Each line that includes "true" must be copied from the records.
*** Begin section ***
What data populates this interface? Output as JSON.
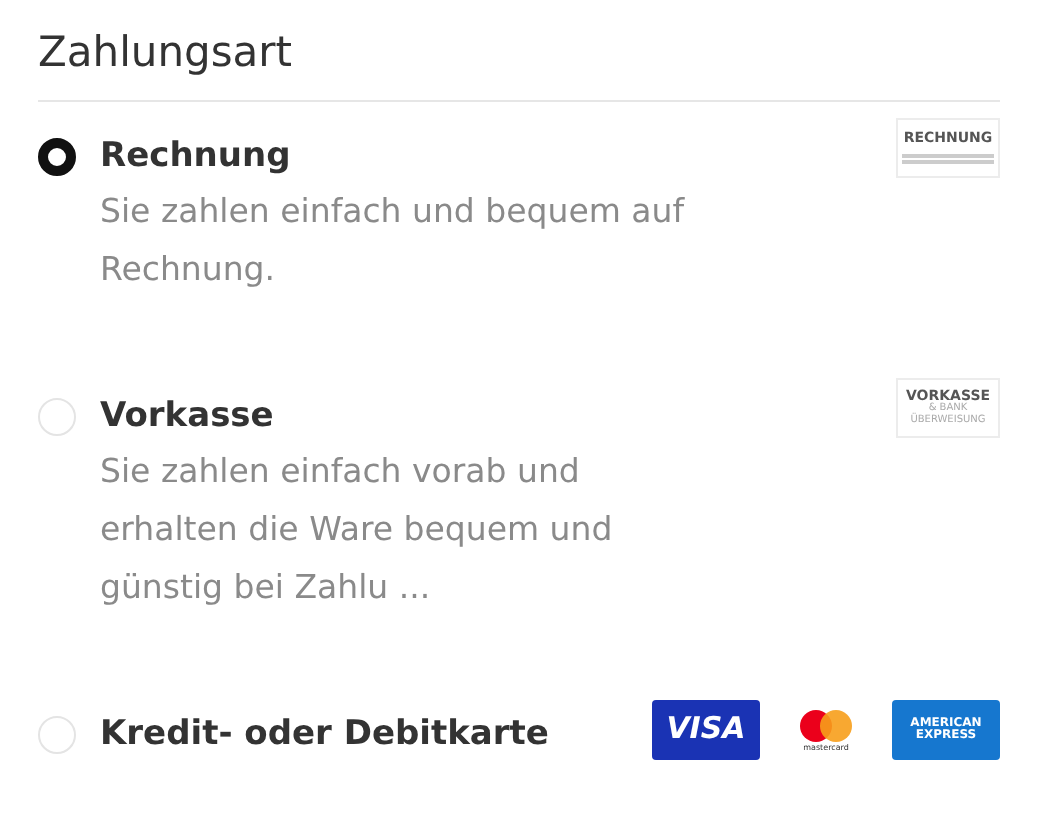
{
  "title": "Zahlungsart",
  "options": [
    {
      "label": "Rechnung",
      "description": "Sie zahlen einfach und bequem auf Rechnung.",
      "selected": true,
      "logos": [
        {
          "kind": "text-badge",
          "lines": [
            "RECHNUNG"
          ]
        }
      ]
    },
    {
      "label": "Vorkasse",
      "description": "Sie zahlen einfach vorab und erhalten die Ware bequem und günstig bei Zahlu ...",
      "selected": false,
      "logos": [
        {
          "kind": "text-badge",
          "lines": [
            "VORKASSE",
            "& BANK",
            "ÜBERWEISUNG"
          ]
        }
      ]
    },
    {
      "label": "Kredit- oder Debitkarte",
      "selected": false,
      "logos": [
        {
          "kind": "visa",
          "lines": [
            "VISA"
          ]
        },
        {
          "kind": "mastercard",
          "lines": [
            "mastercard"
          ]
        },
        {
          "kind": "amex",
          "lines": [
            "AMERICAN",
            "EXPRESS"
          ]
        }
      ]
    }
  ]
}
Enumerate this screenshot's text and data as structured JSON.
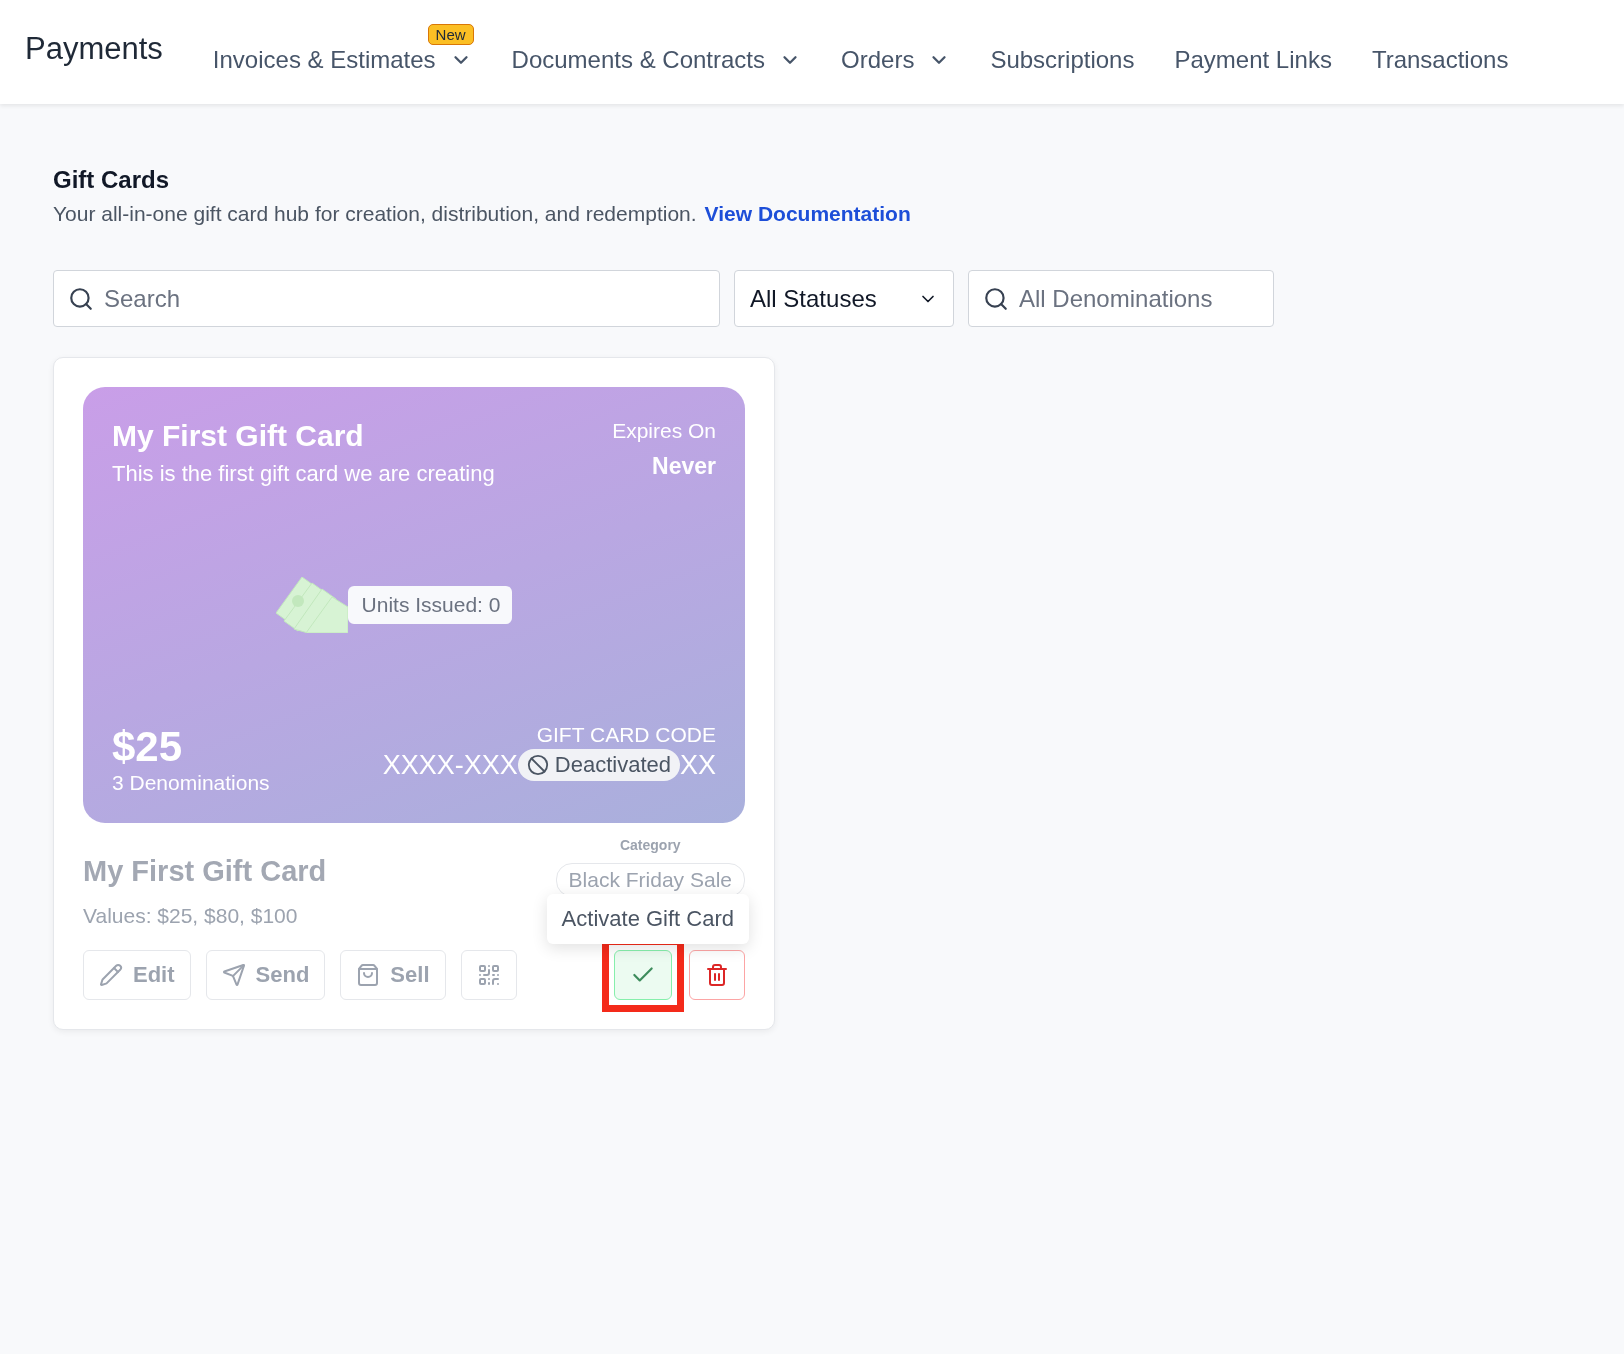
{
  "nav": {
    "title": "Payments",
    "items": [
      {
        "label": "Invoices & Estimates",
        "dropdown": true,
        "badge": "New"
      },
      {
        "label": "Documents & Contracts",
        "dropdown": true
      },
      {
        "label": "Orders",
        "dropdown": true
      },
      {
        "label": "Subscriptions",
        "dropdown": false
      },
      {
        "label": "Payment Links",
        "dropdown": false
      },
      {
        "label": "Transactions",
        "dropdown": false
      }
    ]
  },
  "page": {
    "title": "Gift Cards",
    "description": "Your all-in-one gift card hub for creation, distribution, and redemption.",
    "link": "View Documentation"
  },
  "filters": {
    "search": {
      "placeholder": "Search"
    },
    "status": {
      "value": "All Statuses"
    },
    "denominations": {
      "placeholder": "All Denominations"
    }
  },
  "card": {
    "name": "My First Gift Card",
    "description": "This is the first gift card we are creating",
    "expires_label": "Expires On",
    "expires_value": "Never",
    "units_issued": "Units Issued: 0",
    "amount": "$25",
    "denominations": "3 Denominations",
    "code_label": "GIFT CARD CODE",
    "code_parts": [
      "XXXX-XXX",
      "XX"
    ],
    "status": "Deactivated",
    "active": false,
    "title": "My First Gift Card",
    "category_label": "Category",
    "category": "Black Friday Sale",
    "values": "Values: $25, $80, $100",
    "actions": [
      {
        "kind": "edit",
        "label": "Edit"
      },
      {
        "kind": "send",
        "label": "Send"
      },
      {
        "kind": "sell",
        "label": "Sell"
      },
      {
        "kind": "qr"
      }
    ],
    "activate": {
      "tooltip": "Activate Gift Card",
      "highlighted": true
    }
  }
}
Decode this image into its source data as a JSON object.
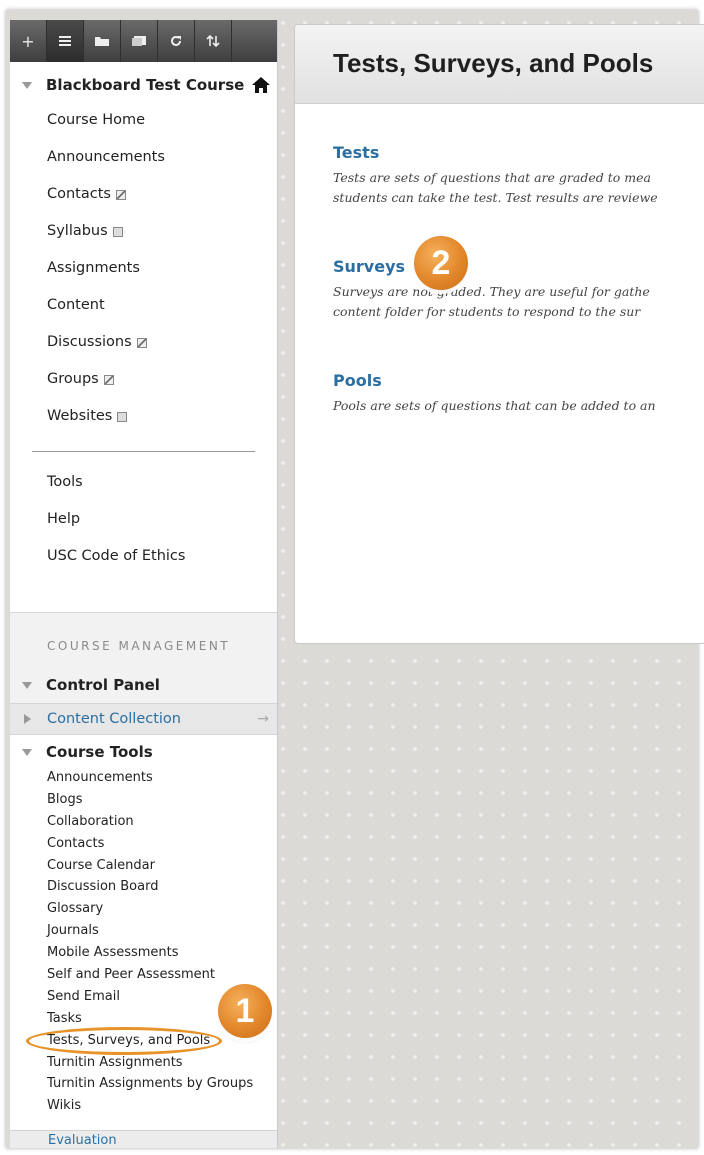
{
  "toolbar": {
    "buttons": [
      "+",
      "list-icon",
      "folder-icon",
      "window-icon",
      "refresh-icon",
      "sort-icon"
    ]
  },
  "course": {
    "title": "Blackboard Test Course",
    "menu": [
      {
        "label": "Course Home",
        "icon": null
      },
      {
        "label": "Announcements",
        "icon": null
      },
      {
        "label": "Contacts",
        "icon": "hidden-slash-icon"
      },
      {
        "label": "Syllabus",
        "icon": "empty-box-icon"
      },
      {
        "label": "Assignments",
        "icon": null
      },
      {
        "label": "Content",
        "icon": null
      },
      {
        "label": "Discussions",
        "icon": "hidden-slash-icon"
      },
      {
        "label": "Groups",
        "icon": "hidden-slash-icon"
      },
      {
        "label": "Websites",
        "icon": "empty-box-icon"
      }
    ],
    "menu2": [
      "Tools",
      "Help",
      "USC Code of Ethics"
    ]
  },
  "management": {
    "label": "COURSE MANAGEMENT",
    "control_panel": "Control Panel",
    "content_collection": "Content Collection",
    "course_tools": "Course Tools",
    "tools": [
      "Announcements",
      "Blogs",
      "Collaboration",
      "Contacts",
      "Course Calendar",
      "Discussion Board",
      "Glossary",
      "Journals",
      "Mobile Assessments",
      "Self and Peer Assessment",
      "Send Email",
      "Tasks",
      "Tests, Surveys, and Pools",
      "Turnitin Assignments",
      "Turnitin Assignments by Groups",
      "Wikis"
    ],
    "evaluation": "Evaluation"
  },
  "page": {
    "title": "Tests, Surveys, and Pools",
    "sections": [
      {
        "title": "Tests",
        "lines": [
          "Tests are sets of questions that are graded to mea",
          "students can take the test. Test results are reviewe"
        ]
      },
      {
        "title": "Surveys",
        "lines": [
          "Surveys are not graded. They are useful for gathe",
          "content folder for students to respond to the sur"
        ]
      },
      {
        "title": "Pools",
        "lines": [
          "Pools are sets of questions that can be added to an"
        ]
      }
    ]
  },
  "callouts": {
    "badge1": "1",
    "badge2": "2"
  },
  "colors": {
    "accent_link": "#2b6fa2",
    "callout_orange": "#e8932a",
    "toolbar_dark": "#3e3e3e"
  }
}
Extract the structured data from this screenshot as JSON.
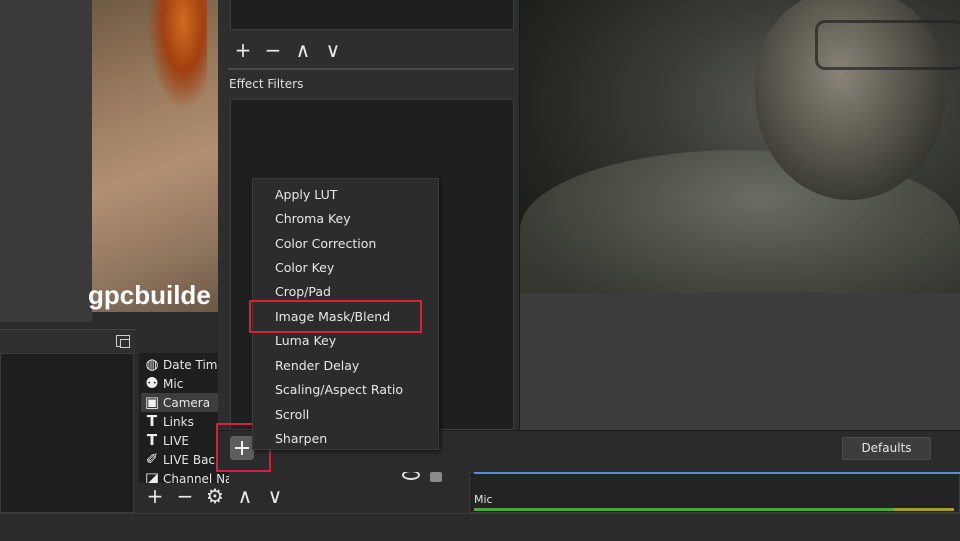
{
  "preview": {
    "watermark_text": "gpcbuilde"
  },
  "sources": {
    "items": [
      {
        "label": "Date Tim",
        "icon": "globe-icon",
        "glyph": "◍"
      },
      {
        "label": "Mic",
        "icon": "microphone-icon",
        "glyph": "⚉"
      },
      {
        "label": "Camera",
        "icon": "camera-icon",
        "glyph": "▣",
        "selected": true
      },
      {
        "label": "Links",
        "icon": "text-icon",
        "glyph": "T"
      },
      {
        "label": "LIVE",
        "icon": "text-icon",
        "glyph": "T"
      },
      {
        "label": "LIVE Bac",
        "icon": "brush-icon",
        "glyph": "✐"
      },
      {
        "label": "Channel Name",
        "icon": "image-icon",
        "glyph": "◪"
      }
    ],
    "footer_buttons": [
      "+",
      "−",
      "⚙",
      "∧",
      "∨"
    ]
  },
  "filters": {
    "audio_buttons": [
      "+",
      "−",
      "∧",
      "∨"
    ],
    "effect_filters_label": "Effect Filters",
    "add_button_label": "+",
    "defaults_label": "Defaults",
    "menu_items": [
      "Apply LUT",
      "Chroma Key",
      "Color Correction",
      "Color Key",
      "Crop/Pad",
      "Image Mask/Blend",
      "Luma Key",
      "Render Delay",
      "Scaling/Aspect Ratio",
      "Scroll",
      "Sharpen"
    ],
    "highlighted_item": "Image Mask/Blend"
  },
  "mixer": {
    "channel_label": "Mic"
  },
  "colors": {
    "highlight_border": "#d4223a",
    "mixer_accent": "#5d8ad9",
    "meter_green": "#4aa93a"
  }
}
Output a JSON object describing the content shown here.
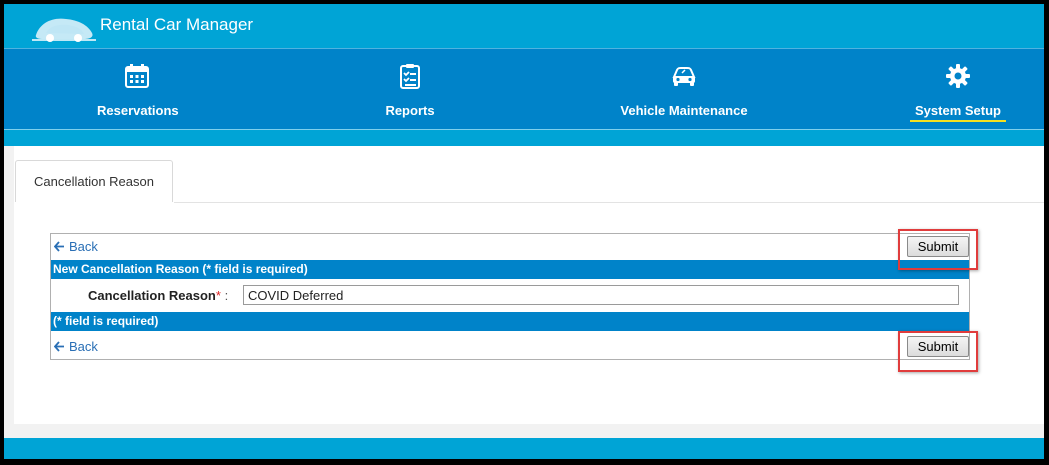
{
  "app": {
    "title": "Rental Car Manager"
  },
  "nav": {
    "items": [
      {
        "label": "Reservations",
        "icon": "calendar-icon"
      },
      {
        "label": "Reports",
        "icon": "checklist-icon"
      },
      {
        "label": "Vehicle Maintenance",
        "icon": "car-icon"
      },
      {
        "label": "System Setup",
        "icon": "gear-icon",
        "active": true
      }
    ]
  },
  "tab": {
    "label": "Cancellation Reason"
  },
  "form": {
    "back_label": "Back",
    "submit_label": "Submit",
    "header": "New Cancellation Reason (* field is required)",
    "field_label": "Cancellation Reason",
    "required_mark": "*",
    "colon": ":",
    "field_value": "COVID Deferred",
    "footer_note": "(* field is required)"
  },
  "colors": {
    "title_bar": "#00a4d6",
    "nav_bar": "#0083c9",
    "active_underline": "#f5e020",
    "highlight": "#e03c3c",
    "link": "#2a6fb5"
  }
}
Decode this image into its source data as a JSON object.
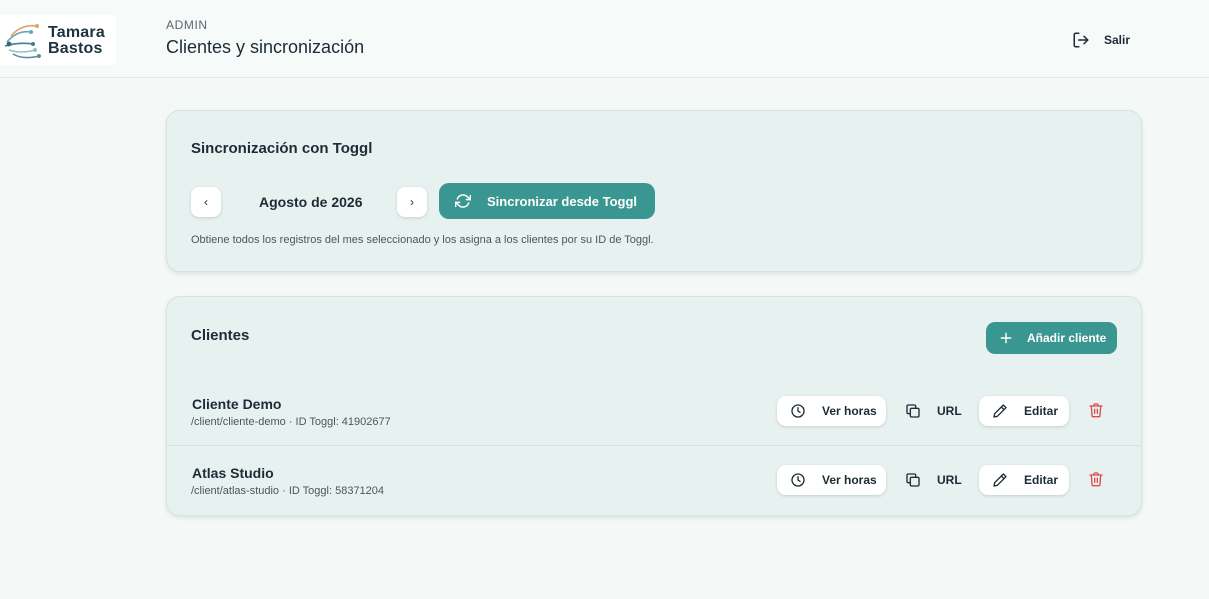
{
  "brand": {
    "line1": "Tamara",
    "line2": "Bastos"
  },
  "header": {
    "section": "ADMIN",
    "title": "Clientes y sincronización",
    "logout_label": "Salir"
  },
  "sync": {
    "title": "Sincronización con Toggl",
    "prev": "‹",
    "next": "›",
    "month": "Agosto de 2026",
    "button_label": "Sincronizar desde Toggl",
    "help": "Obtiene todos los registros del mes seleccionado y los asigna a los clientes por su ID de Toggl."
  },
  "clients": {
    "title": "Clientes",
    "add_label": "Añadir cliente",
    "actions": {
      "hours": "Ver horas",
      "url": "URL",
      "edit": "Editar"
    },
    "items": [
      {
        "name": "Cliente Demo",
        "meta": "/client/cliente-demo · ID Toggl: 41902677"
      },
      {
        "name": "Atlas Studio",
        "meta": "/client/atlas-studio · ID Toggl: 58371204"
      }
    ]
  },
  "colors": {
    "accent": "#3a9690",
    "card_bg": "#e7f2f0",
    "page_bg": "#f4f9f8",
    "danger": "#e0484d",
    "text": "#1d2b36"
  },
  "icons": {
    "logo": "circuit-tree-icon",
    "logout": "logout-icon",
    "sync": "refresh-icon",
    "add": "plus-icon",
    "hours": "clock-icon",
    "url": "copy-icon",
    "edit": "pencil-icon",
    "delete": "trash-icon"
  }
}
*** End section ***
◆ **Solution to this problem**
      "selected": true,
        "dropdown": true,
        "dropdown": true
        "dropdown": true
      "highlighted": true
        "selected": true
        "active": true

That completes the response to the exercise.